|Perl: the Markov chain saw|
Re^7: Thanks to Ikegami, Chromatic & Corionby Logicus
|on Nov 02, 2011 at 13:38 UTC||Need Help??|
I have this gut feeling, about which I am by no-means certain, that if you were to build a compiler based on how your currently thinking aXML should work, it would be very fast but would not render certain documents correctly. Specifically documents which contain higher level compound aXML statements.
The only analogy I can think of right now is if I handed you a Lego Technic kit that you can build a transformer out of, composed of lots of lovely little pieces designed to fit together and to transform smoothly from their initial state to their final state, and you took it to pieces added a few constraints to several of the blocks, and then put it back together again, it would no longer transform correctly.
Optimus Prime would be a cripple.
Look I don't know... as I said before I've only begun to scratch the surface of how aXML units can inter-operate and transform themselves and each other from the initial state to the rendered state.
All I know is that by using the quasi-xml style markup, the transformation is well structured and guided by the structure to perform the same transition smoothly time and time again.
When I was working with the thing at the start, speed and efficiency were not my primary concerns. The flexibility and expressivity of the language were. I figured that I could solve the efficiency issues later. (which I have now to sufficient degree for my usages)
Now, thing is right, just because I came up with the schema doesn't mean I know everything about it or that the way I use it is necessarily the ideal way of using it. I recognise that fact and welcome anyone wanting to come up with any sort of variant on it.
All I can say is that I've found a pattern that works for me, and is the best way to use it that I have been able to conceive of so far.
Basically in my PSGI file, all documents start out with the same identical seed :
This is the same as saying :
The Plack::Middleware::aXML component takes that seed and from that point the parser iterates over the document as many times as needed transforming it one step at a time into the final result.
Typically, at least in my code, the body.aXML that is loaded contains a call to include a template, either the public page template or the private page template (for the control panel pages for instance), which then has further processing directives in it. Some of the body.aXML files also contain calls to do some processing prior to loading the template, so that the template will render correctly after something has changed, for instance the user preference for CSS colour scheme.

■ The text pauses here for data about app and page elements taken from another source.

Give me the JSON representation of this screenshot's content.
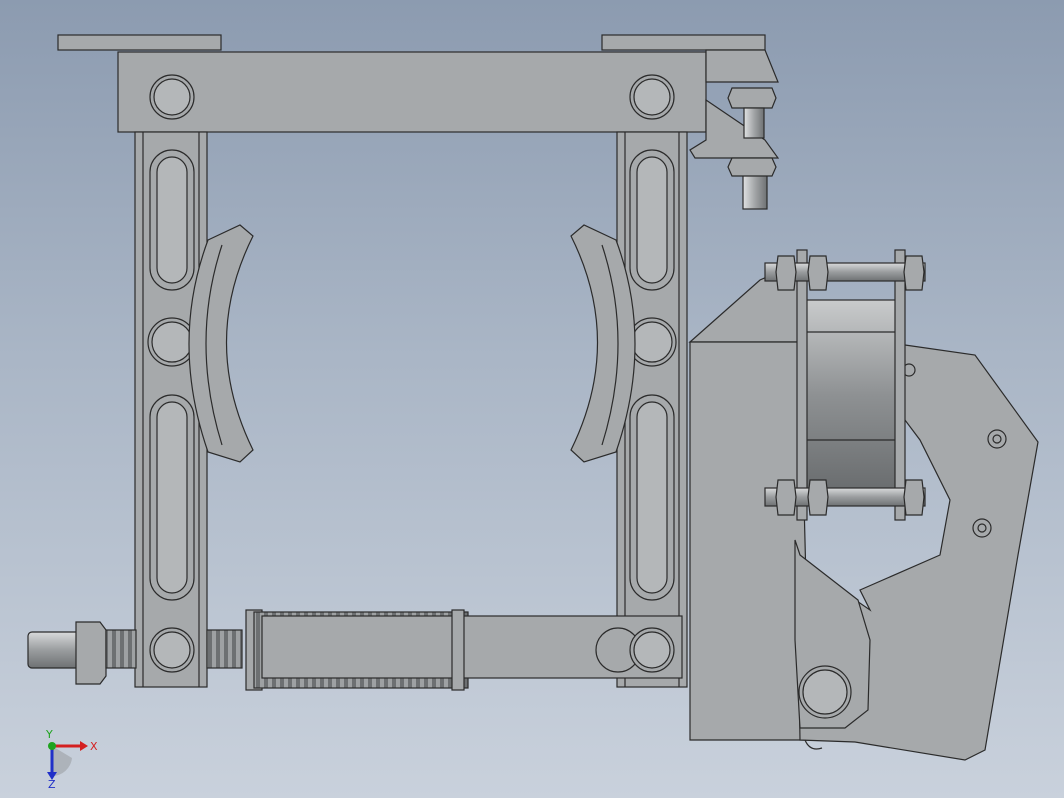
{
  "viewport": {
    "background_top": "#8c9bb0",
    "background_bottom": "#c9d1dc",
    "part_fill": "#a6a9ab",
    "part_stroke": "#2b2b2b"
  },
  "triad": {
    "x_label": "X",
    "y_label": "Y",
    "z_label": "Z",
    "x_color": "#d42020",
    "y_color": "#1fa31f",
    "z_color": "#2030c8"
  }
}
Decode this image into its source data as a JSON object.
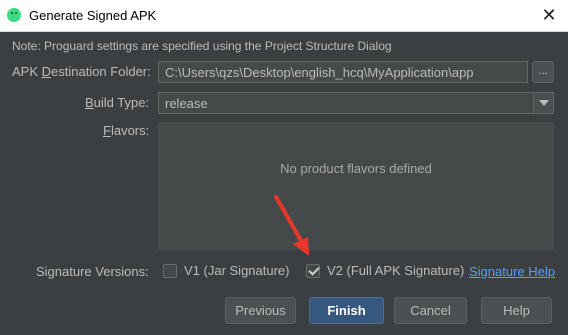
{
  "window": {
    "title": "Generate Signed APK",
    "close_icon": "close-icon"
  },
  "note": "Note: Proguard settings are specified using the Project Structure Dialog",
  "destination": {
    "label_pre": "APK ",
    "label_u": "D",
    "label_post": "estination Folder:",
    "value": "C:\\Users\\qzs\\Desktop\\english_hcq\\MyApplication\\app",
    "browse_label": "..."
  },
  "build_type": {
    "label_pre": "",
    "label_u": "B",
    "label_post": "uild Type:",
    "value": "release"
  },
  "flavors": {
    "label_pre": "",
    "label_u": "F",
    "label_post": "lavors:",
    "empty_text": "No product flavors defined"
  },
  "signature": {
    "label": "Signature Versions:",
    "v1": {
      "label": "V1 (Jar Signature)",
      "checked": false
    },
    "v2": {
      "label": "V2 (Full APK Signature)",
      "checked": true
    },
    "help_link": "Signature Help"
  },
  "buttons": {
    "previous": "Previous",
    "finish": "Finish",
    "cancel": "Cancel",
    "help": "Help"
  },
  "colors": {
    "background": "#3c3f41",
    "accent_button": "#365880",
    "link": "#589df6",
    "annotation_arrow": "#e8382c"
  }
}
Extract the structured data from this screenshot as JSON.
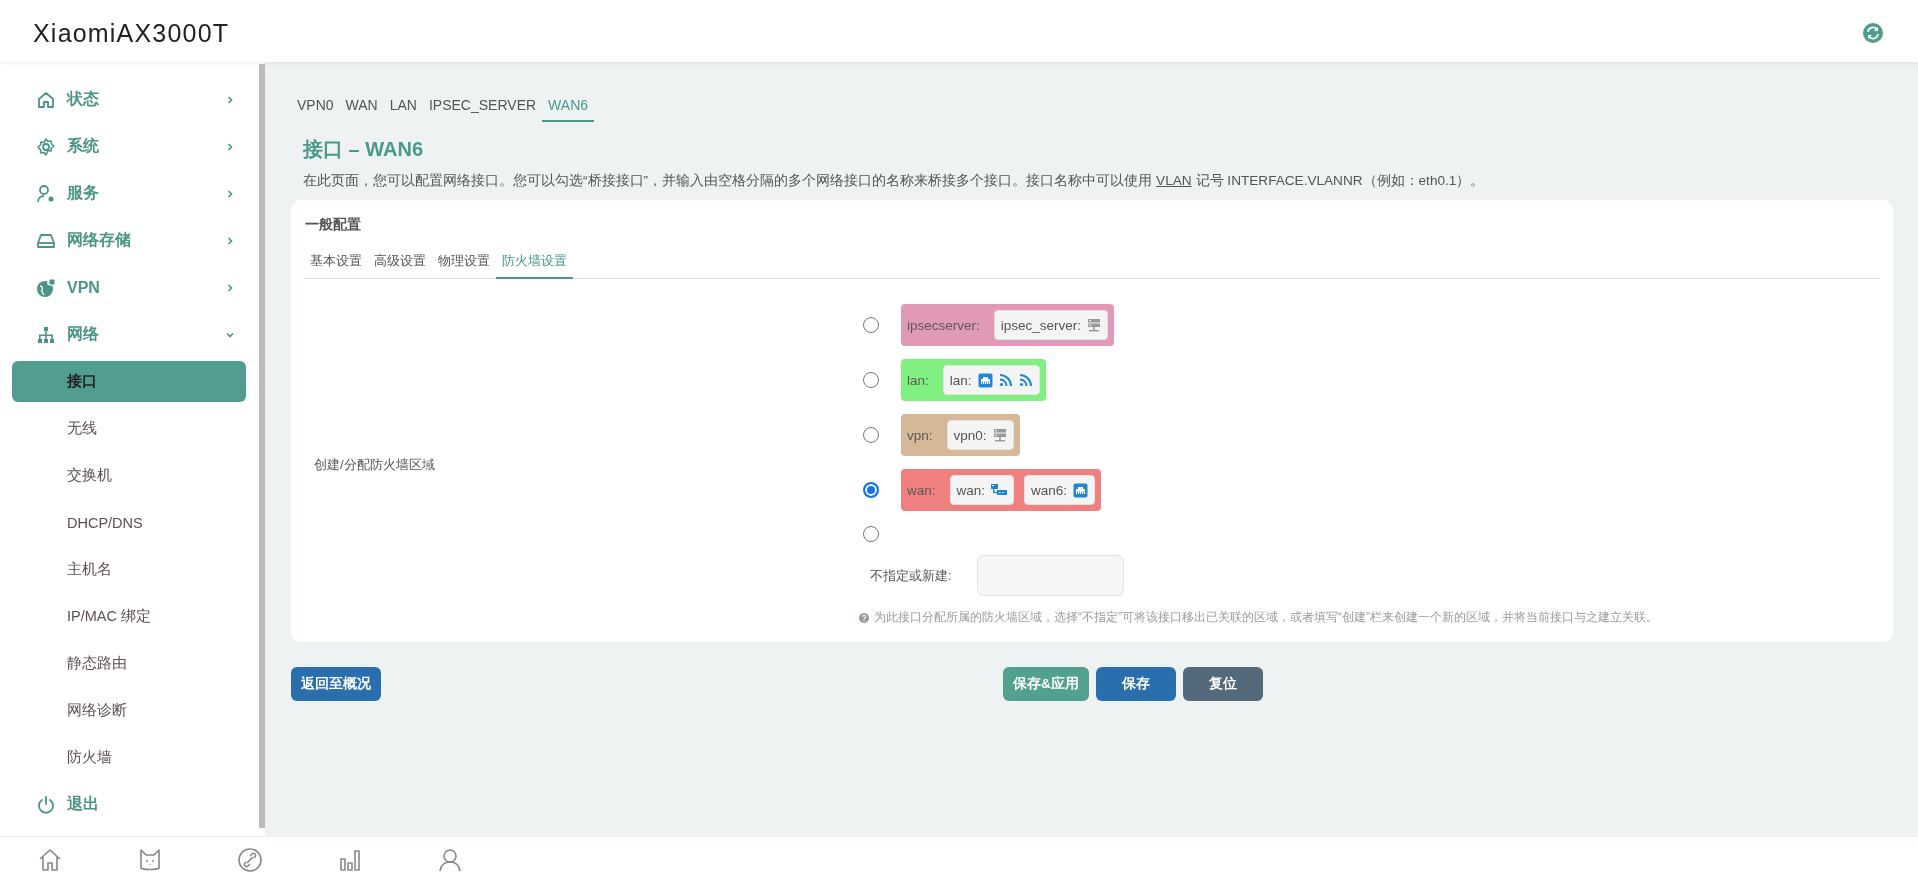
{
  "header": {
    "title": "XiaomiAX3000T"
  },
  "sidebar": {
    "items": [
      {
        "kind": "group",
        "label": "状态",
        "expanded": false
      },
      {
        "kind": "group",
        "label": "系统",
        "expanded": false
      },
      {
        "kind": "group",
        "label": "服务",
        "expanded": false
      },
      {
        "kind": "group",
        "label": "网络存储",
        "expanded": false
      },
      {
        "kind": "group",
        "label": "VPN",
        "expanded": false
      },
      {
        "kind": "group",
        "label": "网络",
        "expanded": true,
        "children": [
          {
            "label": "接口",
            "selected": true
          },
          {
            "label": "无线",
            "selected": false
          },
          {
            "label": "交换机",
            "selected": false
          },
          {
            "label": "DHCP/DNS",
            "selected": false
          },
          {
            "label": "主机名",
            "selected": false
          },
          {
            "label": "IP/MAC 绑定",
            "selected": false
          },
          {
            "label": "静态路由",
            "selected": false
          },
          {
            "label": "网络诊断",
            "selected": false
          },
          {
            "label": "防火墙",
            "selected": false
          }
        ]
      },
      {
        "kind": "action",
        "label": "退出"
      }
    ]
  },
  "page": {
    "tabs": [
      {
        "label": "VPN0",
        "selected": false
      },
      {
        "label": "WAN",
        "selected": false
      },
      {
        "label": "LAN",
        "selected": false
      },
      {
        "label": "IPSEC_SERVER",
        "selected": false
      },
      {
        "label": "WAN6",
        "selected": true
      }
    ],
    "title": "接口 – WAN6",
    "description": {
      "before": "在此页面，您可以配置网络接口。您可以勾选“桥接接口”，并输入由空格分隔的多个网络接口的名称来桥接多个接口。接口名称中可以使用",
      "link": "VLAN",
      "after": "记号 INTERFACE.VLANNR（例如：eth0.1）。"
    },
    "section": {
      "title": "一般配置",
      "tabs": [
        {
          "label": "基本设置",
          "selected": false
        },
        {
          "label": "高级设置",
          "selected": false
        },
        {
          "label": "物理设置",
          "selected": false
        },
        {
          "label": "防火墙设置",
          "selected": true
        }
      ],
      "field": {
        "label": "创建/分配防火墙区域",
        "zones": [
          {
            "name": "ipsecserver:",
            "color": "#e09ab6",
            "selected": false,
            "members": [
              {
                "label": "ipsec_server:",
                "devices": [
                  {
                    "kind": "server"
                  }
                ]
              }
            ]
          },
          {
            "name": "lan:",
            "color": "#80f080",
            "selected": false,
            "members": [
              {
                "label": "lan:",
                "devices": [
                  {
                    "kind": "ethernet"
                  },
                  {
                    "kind": "wireless"
                  },
                  {
                    "kind": "wireless"
                  }
                ]
              }
            ]
          },
          {
            "name": "vpn:",
            "color": "#d4b898",
            "selected": false,
            "members": [
              {
                "label": "vpn0:",
                "devices": [
                  {
                    "kind": "server"
                  }
                ]
              }
            ]
          },
          {
            "name": "wan:",
            "color": "#f08080",
            "selected": true,
            "members": [
              {
                "label": "wan:",
                "devices": [
                  {
                    "kind": "switch"
                  }
                ]
              },
              {
                "label": "wan6:",
                "devices": [
                  {
                    "kind": "ethernet"
                  }
                ]
              }
            ]
          }
        ],
        "new_zone": {
          "selected": false,
          "label": "不指定或新建:"
        },
        "help": "为此接口分配所属的防火墙区域，选择“不指定”可将该接口移出已关联的区域，或者填写“创建”栏来创建一个新的区域，并将当前接口与之建立关联。"
      }
    },
    "back_button": "返回至概况",
    "actions": [
      {
        "kind": "apply",
        "label": "保存&应用"
      },
      {
        "kind": "save",
        "label": "保存"
      },
      {
        "kind": "reset",
        "label": "复位"
      }
    ]
  }
}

If plugins are not able to return valid markup for the parser to pickup on on it's next iteration, the "use" statement would be useless, and processing would halt at that point because the inserted template would not contain any directives the parser can recognise.
Autobots! Transform! .... *CRUNCH*... er...